* _What you have to do_: Could you find every line in the records below that contains the word "icon" and copy it?
◇ ◇ ◇ ◇
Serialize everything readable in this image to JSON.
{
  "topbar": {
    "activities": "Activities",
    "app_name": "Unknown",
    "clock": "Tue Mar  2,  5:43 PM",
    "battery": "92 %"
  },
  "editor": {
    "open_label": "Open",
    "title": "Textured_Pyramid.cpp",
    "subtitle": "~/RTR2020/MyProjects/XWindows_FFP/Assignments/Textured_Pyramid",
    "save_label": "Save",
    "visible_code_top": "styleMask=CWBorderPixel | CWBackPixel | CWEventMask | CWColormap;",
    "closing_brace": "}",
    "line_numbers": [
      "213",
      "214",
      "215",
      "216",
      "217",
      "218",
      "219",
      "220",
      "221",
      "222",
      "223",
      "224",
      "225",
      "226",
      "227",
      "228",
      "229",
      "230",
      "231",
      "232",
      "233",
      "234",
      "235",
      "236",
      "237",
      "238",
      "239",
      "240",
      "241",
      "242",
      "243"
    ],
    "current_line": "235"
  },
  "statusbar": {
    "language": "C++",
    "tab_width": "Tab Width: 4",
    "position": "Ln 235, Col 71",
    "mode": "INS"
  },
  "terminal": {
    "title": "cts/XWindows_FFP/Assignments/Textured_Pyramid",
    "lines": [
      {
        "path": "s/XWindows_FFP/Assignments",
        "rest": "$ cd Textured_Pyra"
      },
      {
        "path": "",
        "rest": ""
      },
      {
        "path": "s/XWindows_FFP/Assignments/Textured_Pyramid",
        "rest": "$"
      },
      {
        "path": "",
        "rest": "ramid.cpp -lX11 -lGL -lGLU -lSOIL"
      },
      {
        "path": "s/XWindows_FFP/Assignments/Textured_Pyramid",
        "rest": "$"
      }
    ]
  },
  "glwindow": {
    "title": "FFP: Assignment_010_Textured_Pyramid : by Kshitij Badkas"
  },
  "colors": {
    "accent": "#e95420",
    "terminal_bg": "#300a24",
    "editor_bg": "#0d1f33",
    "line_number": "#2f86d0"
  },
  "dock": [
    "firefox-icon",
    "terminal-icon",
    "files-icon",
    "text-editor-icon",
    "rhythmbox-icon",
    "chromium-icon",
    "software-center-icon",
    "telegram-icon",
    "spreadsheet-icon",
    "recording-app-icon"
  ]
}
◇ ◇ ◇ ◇
* _Written solution_:
    "firefox-icon",
    "terminal-icon",
    "files-icon",
    "text-editor-icon",
    "rhythmbox-icon",
    "chromium-icon",
    "software-center-icon",
    "telegram-icon",
    "spreadsheet-icon",
    "recording-app-icon"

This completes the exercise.